I Never Heard the Mortar Call My Name
By RG Cantalupo
I never heard the mortar call my name.
No one did.
Oh, maybe you heard the round shooting out the tube a thousand meters away, the muffled poomf! and then a buddy yelling "Incoming!" but once it was in the air, you never heard a sound.
If they were going to miss you, arc high over your head or to the left or right beyond you, then you might hear them spinning, a soft whistle like wind through bamboo as they spiraled past you through the sky.
If they were close though—close enough to wound or kill you, so close they were going to hit the ground only a few feet or a few inches from where you stood—you didn't hear a thing, you only saw the orange and red burst of the explosion, and felt the burning shrapnel tearing through your flesh.
But on this night, I heard nothing—neither the firing, nor the explosion.
We'd just returned from three weeks of 'search and destroy' in the Ho Bo Woods, and Firebase Pershing, the battalion headquarters, was a welcome sight, the place where hot showers, clean socks, warm meals, and letters from The World were waiting, where no L-shaped ambushes or hot LZ's lay around a bend in the trail or on the shadowy side of a tree line.
No, with two rings of concertina wire around the perimeter, four batteries of artillery, and the battalion command post dug in under three layers of sandbags, the firebase was relatively safe.
Only the occasional sniper from nearby rubber trees gave us the rush of terror now and then.
Or the sound of incoming mortars.
I awoke in the silent dark, not even the geckos cackling their favorite "fuck-you, fuck you, fuck you"; not even the crickets strumming their broken-stringed guitars.
I awoke and I did not know whether someone put a palm on my shoulder and nudged me, or whether some larger mystery roused me in the dark.
I awoke and the night was silent and I was inside a bunker, inside the belly of a beast whose rippled, olive-drab sandbag skin and steel ribs conjured up the belly of a gecko in my daze.
I doused my face with musty canteen water, tied my boot laces and stepped halfway into the doorway trying to find my bearings in the dark—
To the west nothing, not even a line where the horizon ended.
To the east, a few distant flares from a firefight too far to hear.
I turned toward the north, and looked out into the night.
A red ember caught my eye.
"One of the new guys on guard, smoking?
Dumb.

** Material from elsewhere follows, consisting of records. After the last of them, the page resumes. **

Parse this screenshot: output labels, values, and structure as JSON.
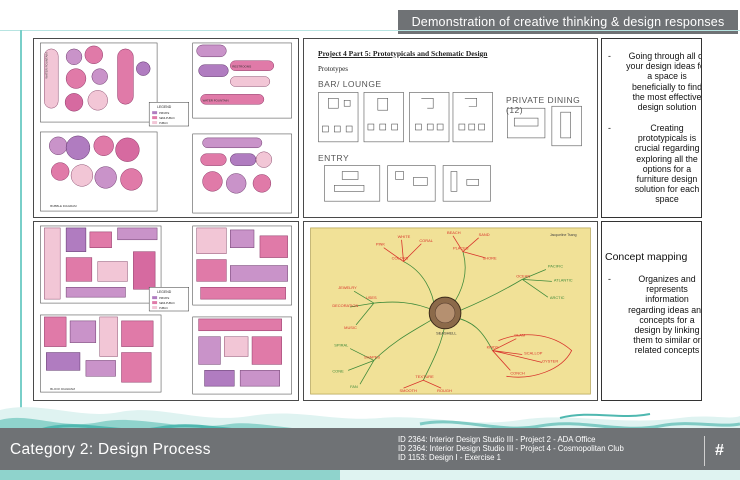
{
  "header": {
    "banner": "Demonstration of creative thinking & design responses"
  },
  "panels": {
    "bubble_top": {
      "bubbles": [
        {
          "label": "PRIVATE DINING"
        },
        {
          "label": "RESTROOMS"
        },
        {
          "label": "LOUNGE"
        },
        {
          "label": "BAR"
        },
        {
          "label": "ENTRY"
        },
        {
          "label": "GAMING"
        }
      ],
      "bubbles_right": [
        {
          "label": "ENTRY"
        },
        {
          "label": "LOUNGE"
        },
        {
          "label": "RESTROOMS"
        },
        {
          "label": "WATER FOUNTAIN"
        },
        {
          "label": "BAR"
        },
        {
          "label": "GAMING"
        }
      ],
      "legend": {
        "title": "LEGEND",
        "items": [
          "PRIVATE",
          "SEMI-PUBLIC",
          "PUBLIC"
        ]
      },
      "caption": "BUBBLE DIAGRAM",
      "caption_sub": "SCALE: NTS"
    },
    "bubble_bottom": {
      "legend": {
        "title": "LEGEND",
        "items": [
          "PRIVATE",
          "SEMI-PUBLIC",
          "PUBLIC"
        ]
      },
      "caption": "BLOCK DIAGRAM",
      "caption_sub": "SCALE: NTS",
      "labels": [
        "WATER FOUNTAIN",
        "ENTRY",
        "LOUNGE",
        "BAR",
        "GAMING",
        "RESTROOMS",
        "PRIVATE DINING",
        "WATER FOUNTAIN"
      ]
    },
    "prototypes": {
      "title": "Project 4 Part 5: Prototypicals and Schematic Design",
      "subtitle": "Prototypes",
      "bar_lounge": "BAR/ LOUNGE",
      "private_dining": "PRIVATE DINING (12)",
      "entry": "ENTRY"
    },
    "mindmap": {
      "center": "SEASHELL",
      "author": "Jacqueline Tsang",
      "words": [
        "USES",
        "SHAPES",
        "TEXTURE",
        "KINDS",
        "OCEAN",
        "COLORS",
        "PLACES",
        "BEACH",
        "JEWELRY",
        "DECORATION",
        "SHELTER",
        "MUSIC",
        "SPIRAL",
        "CONE",
        "FAN",
        "CLAM",
        "SCALLOP",
        "CONCH",
        "OYSTER",
        "MUSSEL",
        "PINK",
        "WHITE",
        "CORAL",
        "PEARL",
        "SMOOTH",
        "ROUGH",
        "SPIKY",
        "GRAINY",
        "SANDY",
        "PACIFIC",
        "ATLANTIC",
        "ARCTIC",
        "INDIAN",
        "HERMIT CRABS",
        "SNAIL",
        "COLLECT",
        "SOUVENIR"
      ]
    }
  },
  "text_top": {
    "bullets": [
      {
        "dash": "-",
        "text": "Going through all of your design ideas for a space is beneficially to find the most effective design solution"
      },
      {
        "dash": "-",
        "text": "Creating prototypicals is crucial regarding exploring all the options for a furniture design solution for each space"
      }
    ]
  },
  "text_bottom": {
    "title": "Concept mapping",
    "bullets": [
      {
        "dash": "-",
        "text": "Organizes and represents information regarding ideas and concepts for a design by linking them to similar or related concepts"
      }
    ]
  },
  "footer": {
    "title": "Category 2: Design Process",
    "courses": [
      "ID 2364: Interior Design Studio III - Project 2 - ADA Office",
      "ID 2364: Interior Design Studio III - Project 4 - Cosmopolitan Club",
      "ID 1153: Design I - Exercise 1"
    ],
    "page_marker": "#"
  },
  "colors": {
    "banner": "#6f7275",
    "teal_wave": "#4fb8b0",
    "private": "#b07cc0",
    "semi_public": "#e07aa8",
    "public": "#f2c6d6",
    "mindmap_board": "#f1e197",
    "mindmap_red": "#d8342c",
    "mindmap_green": "#3f8a3a"
  }
}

Dumb. Really dumb. Sniper-bait.
You don't smoke out in the open at night. Not if you want to survive. Not if you want to keep your head. You have to hide it, shield it, cup the red ember wholly in your hands."
I step out of the doorway.
One step. Two. Three.
Time compressed into a rapid heartbeat and the rush of adrenaline—toward the burning ember, deeper into the mouth of night.
From the moment I stepped through the dark doorway and into the open sky, I felt something was wrong.
Call it a premonition, a sixth sense, combat hyper-awareness, but as I stepped through the dark doorway into the naked sky, the hairs on the back of my neck spiked.
I felt like I was walking into the firing zone of an ambush just before the trip-wire snaps.
I couldn't pinpoint it exactly, but I felt it.
It was too quiet maybe.
Or it was the careless red glow of the FNG's cigarette pinpointing our position.
Or it was the ominous black of the new-mooned night.
Call it what you want, but for the few seconds while the mortar was spinning toward me through the dark, I could feel death's breath on my neck.
One step. Two. Three.
Midway into the fourth, the ember burst into a thousand sparks.
I am blown into the night sky, thrown like a rag doll, a hundred burning fires shooting into my body as I hurl.
When I hit the ground, I hear someone screaming, "Medic!!! Medic!!!"—realize the voice is mine.
After that, all I remember is the heat, the red-hot metal, and jagged fragments piercing my arms, legs, chest, and head.
I remember the warm liquid oozing over my body, the jungle fatigues soaking and sticking to my skin, the dull throbbing, and fear flailing like a caged bird in the locked chambers of my heart.
Still, I do not remember how I got there.
Not then, and not now.
I don't remember whether I walked out of the bunker because someone roused me for guard duty, or if I'd simply wandered outside because I'd heard someone call my name.
RG Cantalupo is a poet, playwright, filmmaker, novelist, and director. His work has been published widely in literary journals in the United States, England, and Australia. He served in the 25th Infantry Division as an RTO for an infantry company from 1968-69 and received three purple hearts and a Bronze Star with a combat V for Valor under fire. His books can be purchased through New World Publishers or through the author at email@example.com.